----- Records provided

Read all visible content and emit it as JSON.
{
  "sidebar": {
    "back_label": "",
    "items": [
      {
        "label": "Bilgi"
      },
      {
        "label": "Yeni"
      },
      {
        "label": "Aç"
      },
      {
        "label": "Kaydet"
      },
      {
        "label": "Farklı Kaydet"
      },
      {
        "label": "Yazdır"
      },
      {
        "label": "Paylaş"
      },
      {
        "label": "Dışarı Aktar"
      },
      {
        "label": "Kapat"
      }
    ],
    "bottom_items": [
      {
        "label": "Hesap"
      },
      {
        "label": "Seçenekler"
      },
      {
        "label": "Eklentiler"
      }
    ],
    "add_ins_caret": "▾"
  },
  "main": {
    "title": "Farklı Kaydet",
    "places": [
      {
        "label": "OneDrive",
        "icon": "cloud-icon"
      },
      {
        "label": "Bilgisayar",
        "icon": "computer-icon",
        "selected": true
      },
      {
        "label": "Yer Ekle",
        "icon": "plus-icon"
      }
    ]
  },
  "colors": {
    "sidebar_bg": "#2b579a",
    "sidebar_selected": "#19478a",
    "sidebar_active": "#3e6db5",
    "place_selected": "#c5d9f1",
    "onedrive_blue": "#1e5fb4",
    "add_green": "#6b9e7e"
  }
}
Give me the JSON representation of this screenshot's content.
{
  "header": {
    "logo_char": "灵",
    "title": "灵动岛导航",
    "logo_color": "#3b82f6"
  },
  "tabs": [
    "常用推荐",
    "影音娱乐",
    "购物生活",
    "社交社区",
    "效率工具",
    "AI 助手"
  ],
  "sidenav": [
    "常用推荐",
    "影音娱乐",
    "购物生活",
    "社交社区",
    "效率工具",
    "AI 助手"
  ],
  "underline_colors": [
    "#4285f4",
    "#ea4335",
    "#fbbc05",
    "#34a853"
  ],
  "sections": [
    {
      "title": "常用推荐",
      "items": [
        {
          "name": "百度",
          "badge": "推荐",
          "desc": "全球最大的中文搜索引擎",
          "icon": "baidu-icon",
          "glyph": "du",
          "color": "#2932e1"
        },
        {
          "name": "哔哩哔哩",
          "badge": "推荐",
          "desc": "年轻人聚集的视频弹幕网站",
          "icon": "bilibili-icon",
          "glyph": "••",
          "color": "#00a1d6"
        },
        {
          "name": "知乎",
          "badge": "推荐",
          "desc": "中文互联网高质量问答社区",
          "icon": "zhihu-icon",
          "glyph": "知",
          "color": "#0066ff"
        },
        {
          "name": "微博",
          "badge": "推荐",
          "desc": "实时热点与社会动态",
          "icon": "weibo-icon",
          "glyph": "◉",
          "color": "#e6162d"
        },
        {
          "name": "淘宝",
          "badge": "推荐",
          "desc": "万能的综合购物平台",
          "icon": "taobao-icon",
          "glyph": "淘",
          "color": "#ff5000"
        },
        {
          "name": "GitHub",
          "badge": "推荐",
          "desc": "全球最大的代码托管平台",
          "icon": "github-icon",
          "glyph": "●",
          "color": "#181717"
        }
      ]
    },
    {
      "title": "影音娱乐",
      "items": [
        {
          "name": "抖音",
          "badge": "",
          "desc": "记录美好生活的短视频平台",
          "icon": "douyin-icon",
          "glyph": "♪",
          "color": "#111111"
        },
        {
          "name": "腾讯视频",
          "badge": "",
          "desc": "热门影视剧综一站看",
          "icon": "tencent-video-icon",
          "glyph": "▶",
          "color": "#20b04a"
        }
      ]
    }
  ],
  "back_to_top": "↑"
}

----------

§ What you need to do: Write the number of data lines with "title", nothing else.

§ Response to the task: 4